==== Data excerpts ====

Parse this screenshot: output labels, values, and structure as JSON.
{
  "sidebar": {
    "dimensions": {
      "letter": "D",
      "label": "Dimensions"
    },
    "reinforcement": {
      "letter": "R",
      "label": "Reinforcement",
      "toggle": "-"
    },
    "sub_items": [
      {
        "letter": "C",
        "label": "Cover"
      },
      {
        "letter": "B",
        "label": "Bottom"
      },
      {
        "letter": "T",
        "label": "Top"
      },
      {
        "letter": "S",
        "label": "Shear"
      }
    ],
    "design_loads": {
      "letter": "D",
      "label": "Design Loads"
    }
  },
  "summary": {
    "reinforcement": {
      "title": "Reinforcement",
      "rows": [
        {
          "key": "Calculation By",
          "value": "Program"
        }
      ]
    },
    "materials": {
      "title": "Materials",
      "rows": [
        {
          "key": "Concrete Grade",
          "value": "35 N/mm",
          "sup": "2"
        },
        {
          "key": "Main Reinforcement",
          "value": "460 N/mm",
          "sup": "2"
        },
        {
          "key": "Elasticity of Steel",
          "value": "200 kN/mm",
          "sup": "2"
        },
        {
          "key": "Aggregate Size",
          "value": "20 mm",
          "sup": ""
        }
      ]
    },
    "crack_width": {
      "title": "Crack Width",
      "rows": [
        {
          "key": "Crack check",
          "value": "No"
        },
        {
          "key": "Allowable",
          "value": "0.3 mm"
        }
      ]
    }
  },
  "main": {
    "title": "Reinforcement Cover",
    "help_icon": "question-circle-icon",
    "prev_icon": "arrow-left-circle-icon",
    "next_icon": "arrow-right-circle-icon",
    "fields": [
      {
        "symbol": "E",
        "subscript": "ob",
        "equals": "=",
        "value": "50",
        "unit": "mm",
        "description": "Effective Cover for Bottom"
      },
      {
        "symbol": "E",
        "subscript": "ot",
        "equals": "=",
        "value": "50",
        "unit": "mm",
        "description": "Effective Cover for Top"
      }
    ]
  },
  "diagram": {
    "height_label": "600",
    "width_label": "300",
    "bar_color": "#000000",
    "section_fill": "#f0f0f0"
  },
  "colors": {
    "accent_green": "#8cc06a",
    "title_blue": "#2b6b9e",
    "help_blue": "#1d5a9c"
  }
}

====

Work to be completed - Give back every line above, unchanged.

Response for this exercise -
Parse this screenshot: output labels, values, and structure as JSON.
{
  "sidebar": {
    "dimensions": {
      "letter": "D",
      "label": "Dimensions"
    },
    "reinforcement": {
      "letter": "R",
      "label": "Reinforcement",
      "toggle": "-"
    },
    "sub_items": [
      {
        "letter": "C",
        "label": "Cover"
      },
      {
        "letter": "B",
        "label": "Bottom"
      },
      {
        "letter": "T",
        "label": "Top"
      },
      {
        "letter": "S",
        "label": "Shear"
      }
    ],
    "design_loads": {
      "letter": "D",
      "label": "Design Loads"
    }
  },
  "summary": {
    "reinforcement": {
      "title": "Reinforcement",
      "rows": [
        {
          "key": "Calculation By",
          "value": "Program"
        }
      ]
    },
    "materials": {
      "title": "Materials",
      "rows": [
        {
          "key": "Concrete Grade",
          "value": "35 N/mm",
          "sup": "2"
        },
        {
          "key": "Main Reinforcement",
          "value": "460 N/mm",
          "sup": "2"
        },
        {
          "key": "Elasticity of Steel",
          "value": "200 kN/mm",
          "sup": "2"
        },
        {
          "key": "Aggregate Size",
          "value": "20 mm",
          "sup": ""
        }
      ]
    },
    "crack_width": {
      "title": "Crack Width",
      "rows": [
        {
          "key": "Crack check",
          "value": "No"
        },
        {
          "key": "Allowable",
          "value": "0.3 mm"
        }
      ]
    }
  },
  "main": {
    "title": "Reinforcement Cover",
    "help_icon": "question-circle-icon",
    "prev_icon": "arrow-left-circle-icon",
    "next_icon": "arrow-right-circle-icon",
    "fields": [
      {
        "symbol": "E",
        "subscript": "ob",
        "equals": "=",
        "value": "50",
        "unit": "mm",
        "description": "Effective Cover for Bottom"
      },
      {
        "symbol": "E",
        "subscript": "ot",
        "equals": "=",
        "value": "50",
        "unit": "mm",
        "description": "Effective Cover for Top"
      }
    ]
  },
  "diagram": {
    "height_label": "600",
    "width_label": "300",
    "bar_color": "#000000",
    "section_fill": "#f0f0f0"
  },
  "colors": {
    "accent_green": "#8cc06a",
    "title_blue": "#2b6b9e",
    "help_blue": "#1d5a9c"
  }
}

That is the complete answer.